I was waiting in the car for Jeff, sleeping kiddos in the back seat. That’s basically how it goes nowadays. We drive somewhere together, kids fall asleep on the way and then I sit and wait, because who wants to wake a sleeping babe? Not me.
Our destination that day was the Verizon Wireless store. Our phone contract was up and Jeff was prowling for a better deal. As I sat waiting in the car I passed the time as I normally do, trolling Facebook and surfing the internet for pointless information. And then what normally happens happened… my battery was about to die. So I turned my phone off and decided to watch people. That’s when I saw them.
Through the front doors of the store came a mother and her teenage son. He was probably 15 or 16. As they exited the store, the boy not once looked up from his phone. He followed his mother to their minivan, the entire time texting, Facebooking, gaming, whatever. He was so engrossed in whatever was happening on his phone that he bumped into his mother after following her to the drivers side of the van. Then he looked up slightly confused, realized his error, turned around and went right back to the phone. He managed to make it to the right side of the van, get in, buckle up and not once look up from that danged phone. The mom starts the van and drives off.
And in an instant I saw what could be my future. And it scared the crap out of me.
I got a smart phone when we moved to Duluth… because Jeff was getting one and while I didn’t want to get ‘sucked in’, I wanted one too for reasons I can’t really remember. I do remember someone asking me what apps I would download and my answer was not many, I don’t want to get attached. Well, it just so happens that you can get sucked in and attached even with minimal apps.
As the two years unfolded since the introduction of the smart phone into my daily life, I found that I become more and more attached to that thing. It was the first thing I reached for in the morning and the last thing I looked at before going to sleep at night. If I couldn’t sleep, heck, I’ll just read the news, check Facebook, check my email.
You know when you get to the point when you just NEED to do something, the draw is so strong that it’s a fight to not give in? That’s what the phone became for me. Worse, there would be times that Ava would say “Mama, watch this! Mama, look at me! Mama! MAMA!!!” And what am I doing? Looking at my phone.
Seeing that 15 year old boy that afternoon in January woke me up to what my reality could be in 15 years. My kids are learning everything from me, including how important a gadget is. I do not want my kids thinking an electronic is the most important thing, the most exciting thing. Nope. I don’t want that at all.

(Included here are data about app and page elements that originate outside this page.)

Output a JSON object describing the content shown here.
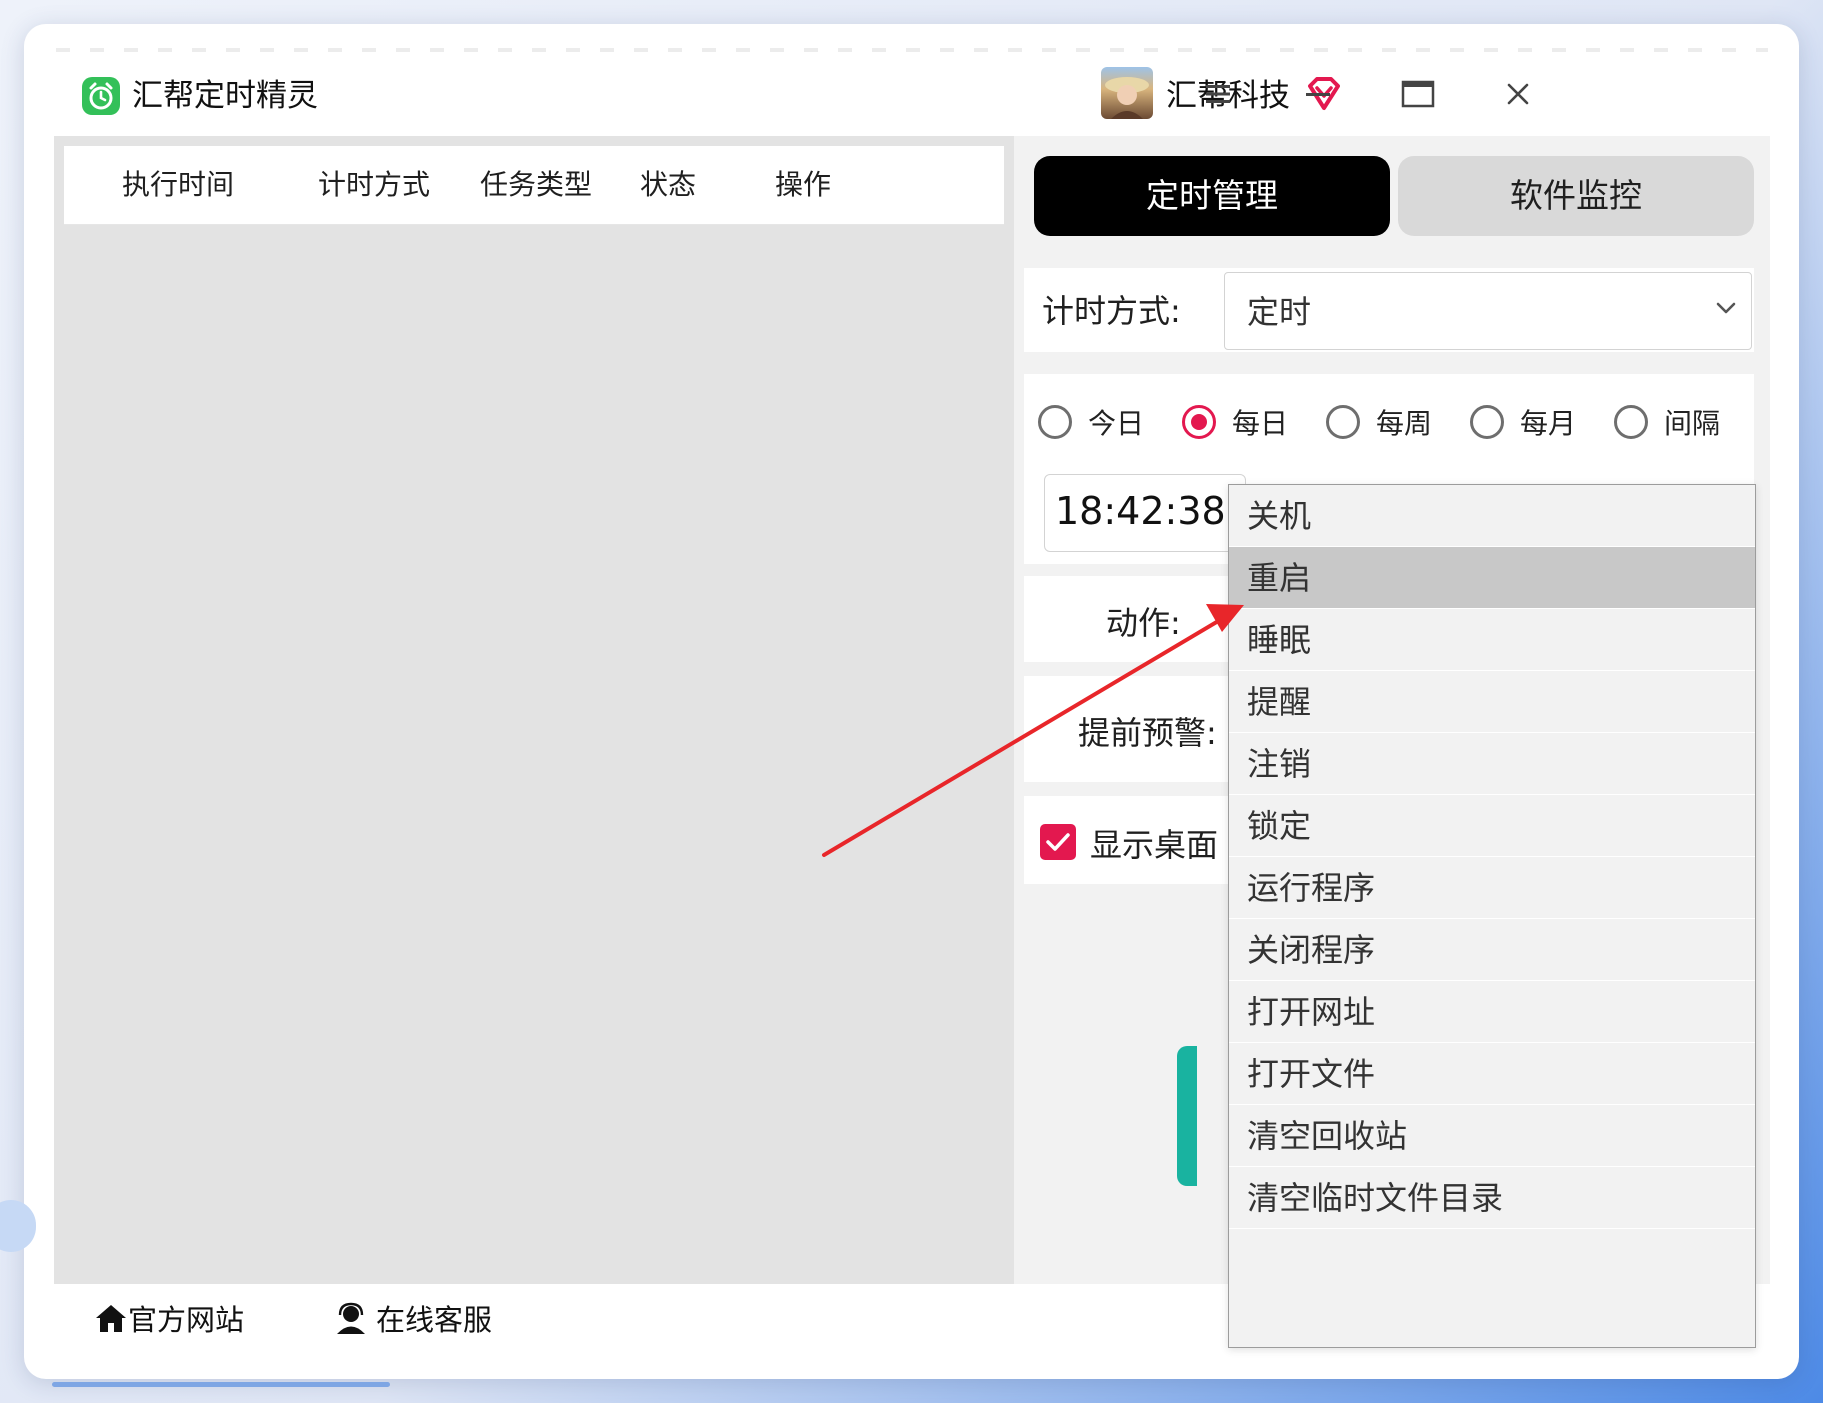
{
  "app": {
    "title": "汇帮定时精灵",
    "company": "汇帮科技"
  },
  "window_controls": {
    "menu_icon": "hamburger-icon",
    "minimize_icon": "minimize-icon",
    "maximize_icon": "maximize-icon",
    "close_icon": "close-icon"
  },
  "table": {
    "headers": [
      "执行时间",
      "计时方式",
      "任务类型",
      "状态",
      "操作"
    ]
  },
  "tabs": {
    "active": "定时管理",
    "inactive": "软件监控"
  },
  "form": {
    "timing_label": "计时方式:",
    "timing_value": "定时",
    "radios": [
      {
        "label": "今日",
        "checked": false
      },
      {
        "label": "每日",
        "checked": true
      },
      {
        "label": "每周",
        "checked": false
      },
      {
        "label": "每月",
        "checked": false
      },
      {
        "label": "间隔",
        "checked": false
      }
    ],
    "time_value": "18:42:38",
    "action_label": "动作:",
    "warning_label": "提前预警:",
    "show_desktop_label": "显示桌面"
  },
  "dropdown": {
    "hovered_index": 1,
    "options": [
      "关机",
      "重启",
      "睡眠",
      "提醒",
      "注销",
      "锁定",
      "运行程序",
      "关闭程序",
      "打开网址",
      "打开文件",
      "清空回收站",
      "清空临时文件目录"
    ]
  },
  "statusbar": {
    "website_label": "官方网站",
    "support_label": "在线客服"
  },
  "colors": {
    "accent": "#e3184f",
    "logo_green": "#33c059",
    "tab_active_bg": "#000000",
    "annotation_arrow": "#e8262a"
  }
}
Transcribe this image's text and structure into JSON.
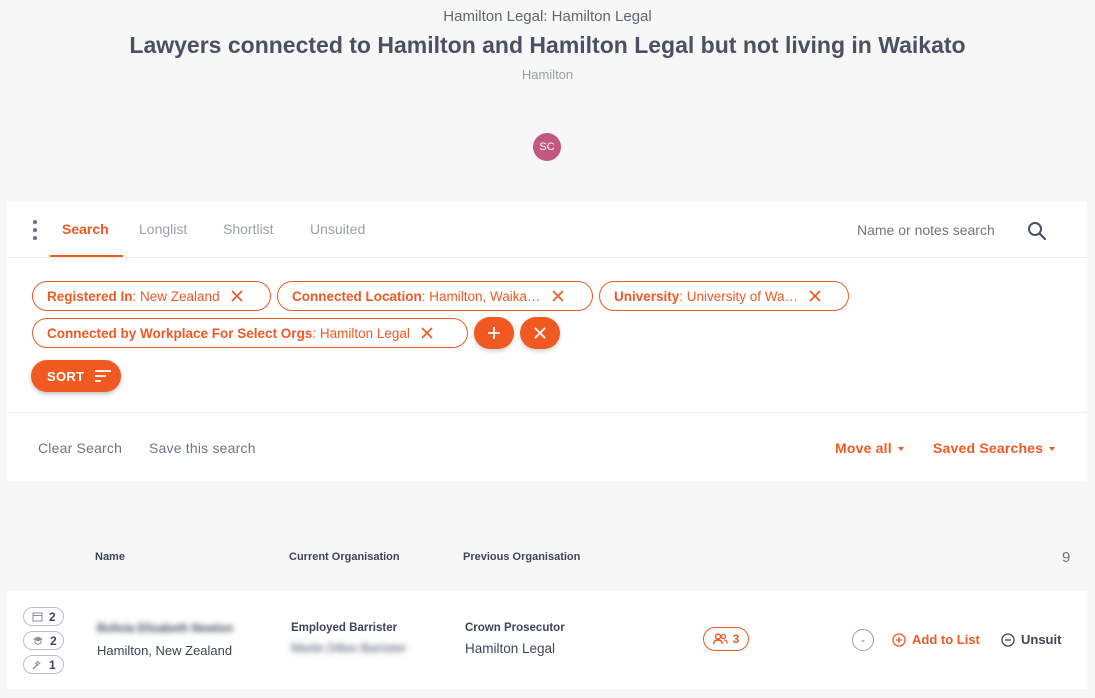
{
  "header": {
    "subtitle": "Hamilton Legal: Hamilton Legal",
    "title": "Lawyers connected to Hamilton and Hamilton Legal but not living in Waikato",
    "location": "Hamilton",
    "avatar_initials": "SC"
  },
  "tabs": [
    {
      "label": "Search",
      "active": true
    },
    {
      "label": "Longlist",
      "active": false
    },
    {
      "label": "Shortlist",
      "active": false
    },
    {
      "label": "Unsuited",
      "active": false
    }
  ],
  "search": {
    "placeholder": "Name or notes search"
  },
  "filters": [
    {
      "key": "Registered In",
      "value": ": New Zealand"
    },
    {
      "key": "Connected Location",
      "value": ": Hamilton, Waika…"
    },
    {
      "key": "University",
      "value": ": University of Wa…"
    },
    {
      "key": "Connected by Workplace For Select Orgs",
      "value": ": Hamilton Legal"
    }
  ],
  "sort_label": "SORT",
  "actions": {
    "clear_search": "Clear Search",
    "save_search": "Save this search",
    "move_all": "Move all",
    "saved_searches": "Saved Searches"
  },
  "table": {
    "columns": {
      "name": "Name",
      "current_org": "Current Organisation",
      "previous_org": "Previous Organisation"
    },
    "count": "9",
    "rows": [
      {
        "stats": {
          "calendar": "2",
          "education": "2",
          "gavel": "1"
        },
        "name": "Bolivia Elizabeth Newton",
        "location": "Hamilton, New Zealand",
        "current_role": "Employed Barrister",
        "current_org": "Martin Dillon Barrister",
        "previous_role": "Crown Prosecutor",
        "previous_org": "Hamilton Legal",
        "connections": "3",
        "status": "-",
        "add_to_list": "Add to List",
        "unsuit": "Unsuit"
      }
    ]
  },
  "colors": {
    "accent": "#f05a22",
    "avatar": "#c2577f",
    "text": "#3d4556"
  }
}
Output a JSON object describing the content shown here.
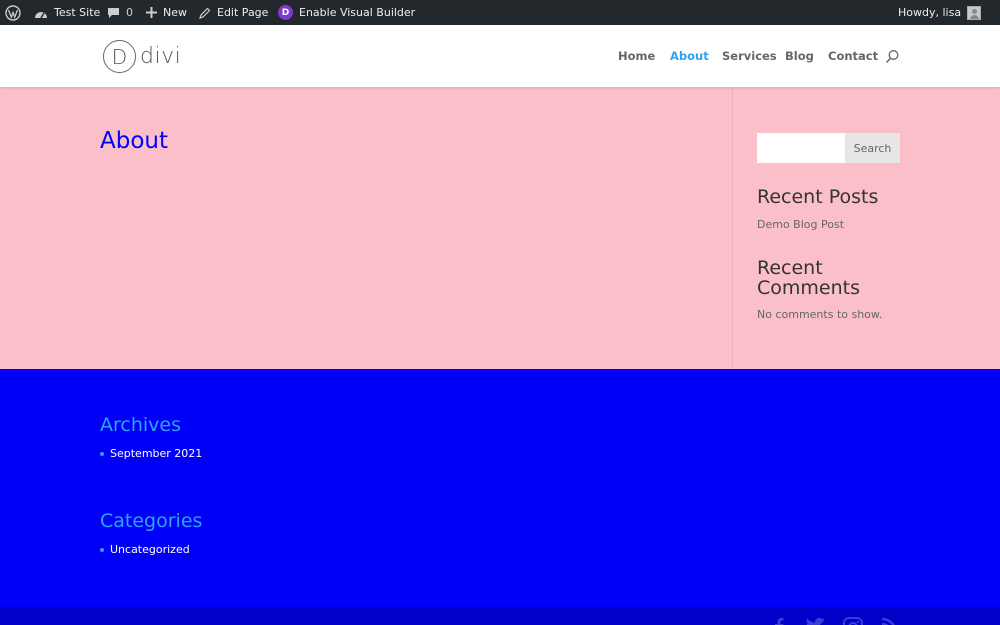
{
  "admin_bar": {
    "site_name": "Test Site",
    "comments_count": "0",
    "new_label": "New",
    "edit_label": "Edit Page",
    "builder_label": "Enable Visual Builder",
    "builder_badge": "D",
    "greeting": "Howdy, lisa"
  },
  "header": {
    "logo_letter": "D",
    "logo_text": "divi",
    "nav": [
      "Home",
      "About",
      "Services",
      "Blog",
      "Contact"
    ],
    "active_nav": "About"
  },
  "main": {
    "page_title": "About",
    "sidebar": {
      "search_button": "Search",
      "search_placeholder": "",
      "recent_posts_title": "Recent Posts",
      "recent_posts": [
        "Demo Blog Post"
      ],
      "recent_comments_title_line1": "Recent",
      "recent_comments_title_line2": "Comments",
      "no_comments": "No comments to show."
    }
  },
  "footer": {
    "archives_title": "Archives",
    "archives": [
      "September 2021"
    ],
    "categories_title": "Categories",
    "categories": [
      "Uncategorized"
    ]
  },
  "social": [
    "facebook-icon",
    "twitter-icon",
    "instagram-icon",
    "rss-icon"
  ],
  "colors": {
    "admin_bar_bg": "#23282d",
    "accent": "#2ea3f2",
    "main_bg": "#fbbfca",
    "page_title": "#0000ff",
    "footer_bg": "#0000f8",
    "builder_badge": "#7e3bd0"
  }
}
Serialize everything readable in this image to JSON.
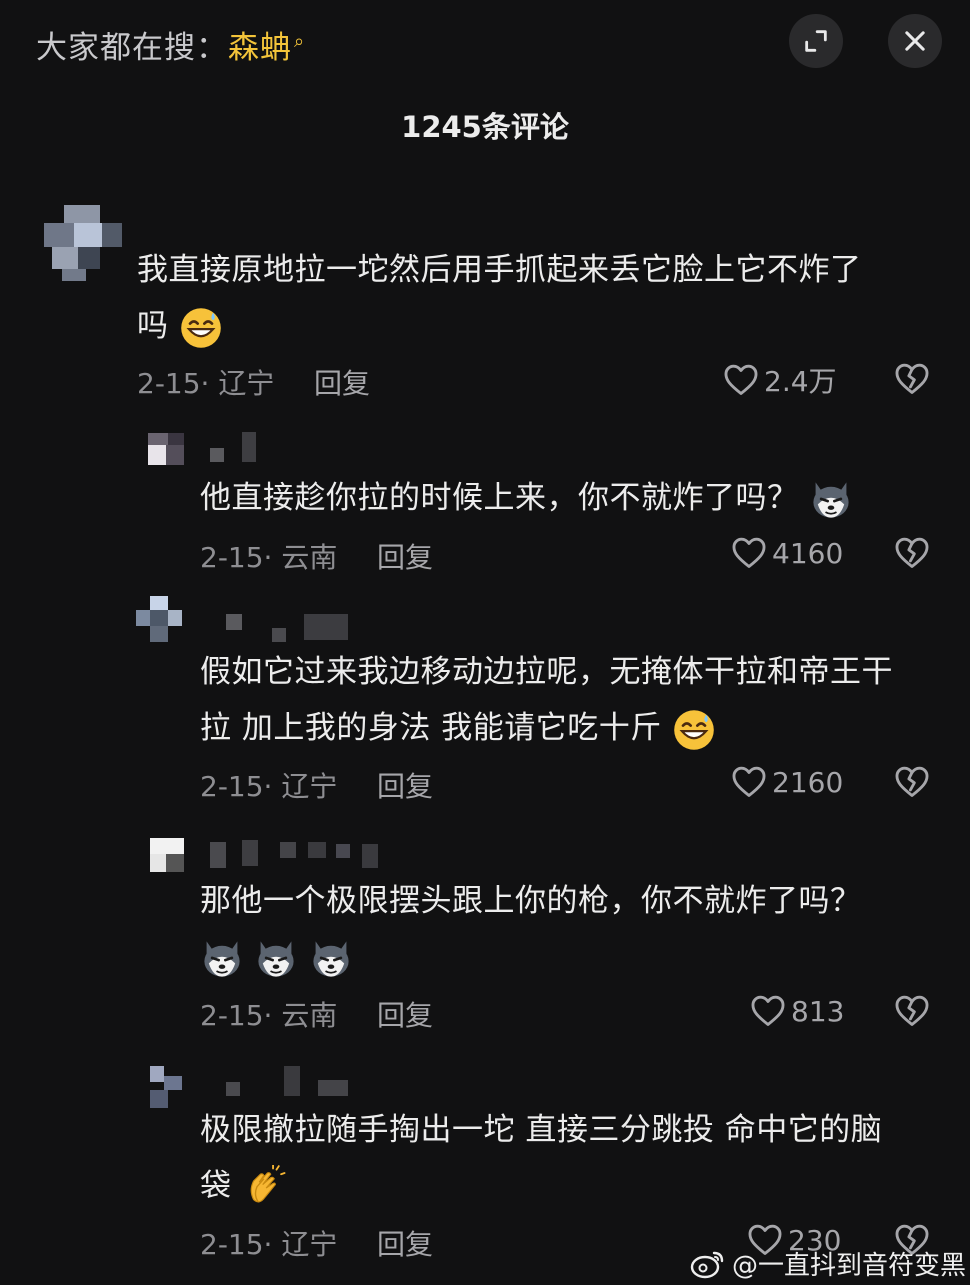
{
  "topbar": {
    "search_prefix": "大家都在搜：",
    "search_keyword": "森蚺",
    "expand_icon": "expand-icon",
    "close_icon": "close-icon"
  },
  "comment_count": "1245条评论",
  "comments": [
    {
      "text_line1": "我直接原地拉一坨然后用手抓起来丢它脸上它不炸了",
      "text_line2": "吗",
      "emoji": "grin-sweat-emoji",
      "date_loc": "2-15· 辽宁",
      "reply": "回复",
      "likes": "2.4万"
    },
    {
      "text_line1": "他直接趁你拉的时候上来，你不就炸了吗？",
      "emoji": "husky-emoji",
      "date_loc": "2-15· 云南",
      "reply": "回复",
      "likes": "4160"
    },
    {
      "text_line1": "假如它过来我边移动边拉呢，无掩体干拉和帝王干",
      "text_line2": "拉 加上我的身法 我能请它吃十斤",
      "emoji": "grin-sweat-emoji",
      "date_loc": "2-15· 辽宁",
      "reply": "回复",
      "likes": "2160"
    },
    {
      "text_line1": "那他一个极限摆头跟上你的枪，你不就炸了吗？",
      "emoji": "husky-emoji",
      "date_loc": "2-15· 云南",
      "reply": "回复",
      "likes": "813"
    },
    {
      "text_line1": "极限撤拉随手掏出一坨 直接三分跳投 命中它的脑",
      "text_line2": "袋",
      "emoji": "clapping-hands-emoji",
      "date_loc": "2-15· 辽宁",
      "reply": "回复",
      "likes": "230"
    }
  ],
  "watermark": "@一直抖到音符变黑"
}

So instead of upgrading the smart phone, I told Jeff I wanted to be taken off the plan. What did I want instead? I wanted as old school as possible… a land line. So a few weeks ago, the phone man came by, messed around outside for a while and left us with a very grounded phone. Jeff dug around downstairs and found a 1993 relic, brought it upstairs and plugged it in. It’s black. It has no bells and whistles. It has a cord… my phone is mounted to the wall with a CORD. I didn’t even want cordless. When Jeff first brought the phone upstairs, Ava and Oakley were completely fascinated. What is it!?!? How does it work??? The first time it rang it scared the pants off them.
I still have a mobile phone for texting and emergency calls while out and about, but I no longer have the internet at my fingertips. It’s been an interesting transistion. There are times I’m totally annoyed that the smart phone is gone… like the other day when I had to go somewhere new and I had to dig out the GPS… THE GPS! That thing felt like a dinosaur. Google Navigation was so much easier. Or like today when I was at the store and was trying to find Gorgonzola cheese. What the heck is that?!? I didn’t even know what it looked like. Before I would just whip out the phone and google it. Not anymore.
Here are the positives though… I feel less trapped during the day by a vise that had gotten the best of me. I am more present with Ava and Oakley. They no longer see my face checking a phone screen 10 times a day. They are learning how to DIAL a phone. Ava is learning how to properly answer a phone… kind of. Instead of saying “Hello?” she picks up the phone and says “Who is it?” and then says nothing… unless it’s Daddy. Then she’s a chatty cathy.
Anyway, I wish I had stronger willpower, but it appears I don’t. I wish we still lived in a simpler world, but we don’t. I hope in 15 years, my kids don’t follow me to the wrong side of the van, face stuck in a phone.